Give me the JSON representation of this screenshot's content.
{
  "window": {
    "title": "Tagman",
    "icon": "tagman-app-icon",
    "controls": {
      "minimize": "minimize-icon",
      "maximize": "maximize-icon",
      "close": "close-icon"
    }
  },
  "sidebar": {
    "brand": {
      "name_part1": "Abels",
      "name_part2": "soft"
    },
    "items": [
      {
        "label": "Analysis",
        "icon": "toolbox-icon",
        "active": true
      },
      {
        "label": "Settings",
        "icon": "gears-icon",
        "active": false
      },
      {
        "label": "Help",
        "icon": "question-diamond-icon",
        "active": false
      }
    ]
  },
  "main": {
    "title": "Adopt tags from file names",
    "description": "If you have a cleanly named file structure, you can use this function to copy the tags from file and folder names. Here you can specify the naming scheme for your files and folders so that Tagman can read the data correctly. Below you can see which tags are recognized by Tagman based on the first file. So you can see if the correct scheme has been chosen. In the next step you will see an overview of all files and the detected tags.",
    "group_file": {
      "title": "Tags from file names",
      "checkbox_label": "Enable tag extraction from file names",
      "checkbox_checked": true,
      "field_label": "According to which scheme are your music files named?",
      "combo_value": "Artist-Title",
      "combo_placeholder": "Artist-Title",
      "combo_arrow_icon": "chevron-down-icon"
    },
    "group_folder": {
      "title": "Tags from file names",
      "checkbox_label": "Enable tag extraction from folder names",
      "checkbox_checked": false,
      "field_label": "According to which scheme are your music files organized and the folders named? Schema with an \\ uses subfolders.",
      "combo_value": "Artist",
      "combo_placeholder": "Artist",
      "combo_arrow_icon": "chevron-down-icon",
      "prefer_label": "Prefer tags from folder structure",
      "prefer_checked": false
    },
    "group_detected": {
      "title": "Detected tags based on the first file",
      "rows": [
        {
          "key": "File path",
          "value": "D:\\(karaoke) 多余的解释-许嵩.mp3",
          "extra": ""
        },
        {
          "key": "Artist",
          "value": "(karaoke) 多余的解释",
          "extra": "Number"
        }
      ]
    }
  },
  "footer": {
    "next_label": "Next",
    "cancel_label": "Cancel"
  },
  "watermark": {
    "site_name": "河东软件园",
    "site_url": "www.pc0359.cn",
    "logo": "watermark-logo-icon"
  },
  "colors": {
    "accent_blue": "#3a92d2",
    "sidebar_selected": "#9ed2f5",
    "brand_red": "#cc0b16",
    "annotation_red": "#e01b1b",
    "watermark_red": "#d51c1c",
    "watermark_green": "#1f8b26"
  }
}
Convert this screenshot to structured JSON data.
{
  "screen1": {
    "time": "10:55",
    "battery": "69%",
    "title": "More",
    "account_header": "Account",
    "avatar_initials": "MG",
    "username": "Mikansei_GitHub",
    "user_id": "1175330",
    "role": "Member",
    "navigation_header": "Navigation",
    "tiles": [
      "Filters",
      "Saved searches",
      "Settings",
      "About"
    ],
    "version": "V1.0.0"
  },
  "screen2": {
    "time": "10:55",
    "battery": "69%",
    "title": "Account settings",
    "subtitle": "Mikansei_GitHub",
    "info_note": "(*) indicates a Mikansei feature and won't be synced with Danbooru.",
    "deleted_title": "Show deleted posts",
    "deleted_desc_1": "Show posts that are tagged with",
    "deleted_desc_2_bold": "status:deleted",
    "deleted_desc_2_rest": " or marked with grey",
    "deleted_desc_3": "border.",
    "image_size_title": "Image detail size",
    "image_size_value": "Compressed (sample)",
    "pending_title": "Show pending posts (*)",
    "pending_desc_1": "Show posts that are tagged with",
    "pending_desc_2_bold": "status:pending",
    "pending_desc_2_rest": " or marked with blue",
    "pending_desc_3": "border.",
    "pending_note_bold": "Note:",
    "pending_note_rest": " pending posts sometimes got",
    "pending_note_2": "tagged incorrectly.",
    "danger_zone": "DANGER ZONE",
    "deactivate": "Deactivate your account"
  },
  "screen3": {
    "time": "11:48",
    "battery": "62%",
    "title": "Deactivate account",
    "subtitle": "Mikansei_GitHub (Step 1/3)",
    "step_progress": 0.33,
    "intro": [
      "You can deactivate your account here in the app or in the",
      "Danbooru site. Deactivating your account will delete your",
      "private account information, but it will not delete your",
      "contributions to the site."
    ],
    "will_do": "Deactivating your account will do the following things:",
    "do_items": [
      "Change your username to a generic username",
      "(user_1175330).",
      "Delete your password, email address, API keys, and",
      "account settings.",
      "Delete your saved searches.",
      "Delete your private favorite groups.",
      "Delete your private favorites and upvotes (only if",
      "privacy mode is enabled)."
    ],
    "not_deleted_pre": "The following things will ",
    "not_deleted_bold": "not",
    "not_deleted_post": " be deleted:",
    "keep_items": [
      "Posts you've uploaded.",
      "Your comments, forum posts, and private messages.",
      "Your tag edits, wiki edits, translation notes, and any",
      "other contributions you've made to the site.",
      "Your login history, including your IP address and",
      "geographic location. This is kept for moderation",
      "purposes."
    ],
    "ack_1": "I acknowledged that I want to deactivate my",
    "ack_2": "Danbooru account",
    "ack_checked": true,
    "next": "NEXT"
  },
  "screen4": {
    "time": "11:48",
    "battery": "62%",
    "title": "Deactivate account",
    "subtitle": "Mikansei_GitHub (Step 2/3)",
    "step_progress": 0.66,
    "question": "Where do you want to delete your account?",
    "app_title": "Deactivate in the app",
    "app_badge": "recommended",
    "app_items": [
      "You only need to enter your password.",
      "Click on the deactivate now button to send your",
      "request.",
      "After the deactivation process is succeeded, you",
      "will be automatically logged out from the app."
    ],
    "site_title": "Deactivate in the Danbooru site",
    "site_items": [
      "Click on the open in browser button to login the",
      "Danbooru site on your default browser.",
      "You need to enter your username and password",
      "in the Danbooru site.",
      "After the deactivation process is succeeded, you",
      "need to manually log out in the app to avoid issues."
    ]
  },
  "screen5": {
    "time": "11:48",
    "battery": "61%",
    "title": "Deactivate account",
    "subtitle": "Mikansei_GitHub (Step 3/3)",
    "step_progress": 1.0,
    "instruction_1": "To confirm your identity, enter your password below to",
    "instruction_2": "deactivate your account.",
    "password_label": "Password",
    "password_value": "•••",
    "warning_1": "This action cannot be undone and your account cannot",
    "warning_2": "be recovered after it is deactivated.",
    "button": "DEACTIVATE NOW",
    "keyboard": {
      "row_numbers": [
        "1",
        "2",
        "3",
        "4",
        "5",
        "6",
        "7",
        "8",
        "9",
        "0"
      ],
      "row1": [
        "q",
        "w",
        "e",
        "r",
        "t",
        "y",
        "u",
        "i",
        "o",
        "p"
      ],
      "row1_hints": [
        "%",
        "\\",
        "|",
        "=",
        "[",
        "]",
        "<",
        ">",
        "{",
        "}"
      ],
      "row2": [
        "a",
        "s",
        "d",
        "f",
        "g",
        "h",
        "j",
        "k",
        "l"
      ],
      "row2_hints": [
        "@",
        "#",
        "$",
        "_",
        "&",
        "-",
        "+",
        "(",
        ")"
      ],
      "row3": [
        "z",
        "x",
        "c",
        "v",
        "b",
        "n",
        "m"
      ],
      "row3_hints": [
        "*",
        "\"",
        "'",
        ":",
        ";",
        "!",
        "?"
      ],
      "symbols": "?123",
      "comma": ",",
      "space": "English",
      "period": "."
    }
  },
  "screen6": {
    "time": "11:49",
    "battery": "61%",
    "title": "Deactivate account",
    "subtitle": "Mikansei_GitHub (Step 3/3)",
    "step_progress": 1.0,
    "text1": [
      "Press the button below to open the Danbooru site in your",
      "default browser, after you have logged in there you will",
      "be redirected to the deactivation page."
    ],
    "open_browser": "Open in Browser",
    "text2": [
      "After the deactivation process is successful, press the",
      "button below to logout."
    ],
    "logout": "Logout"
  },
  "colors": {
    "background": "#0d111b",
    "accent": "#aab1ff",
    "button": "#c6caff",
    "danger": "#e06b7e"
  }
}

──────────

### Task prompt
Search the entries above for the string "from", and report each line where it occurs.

### Task response
    "title": "Adopt tags from file names",
    "description": "If you have a cleanly named file structure, you can use this function to copy the tags from file and folder names. Here you can specify the naming scheme for your files and folders so that Tagman can read the data correctly. Below you can see which tags are recognized by Tagman based on the first file. So you can see if the correct scheme has been chosen. In the next step you will see an overview of all files and the detected tags.",
      "title": "Tags from file names",
      "checkbox_label": "Enable tag extraction from file names",
      "title": "Tags from file names",
      "checkbox_label": "Enable tag extraction from folder names",
      "prefer_label": "Prefer tags from folder structure",
      "will be automatically logged out from the app."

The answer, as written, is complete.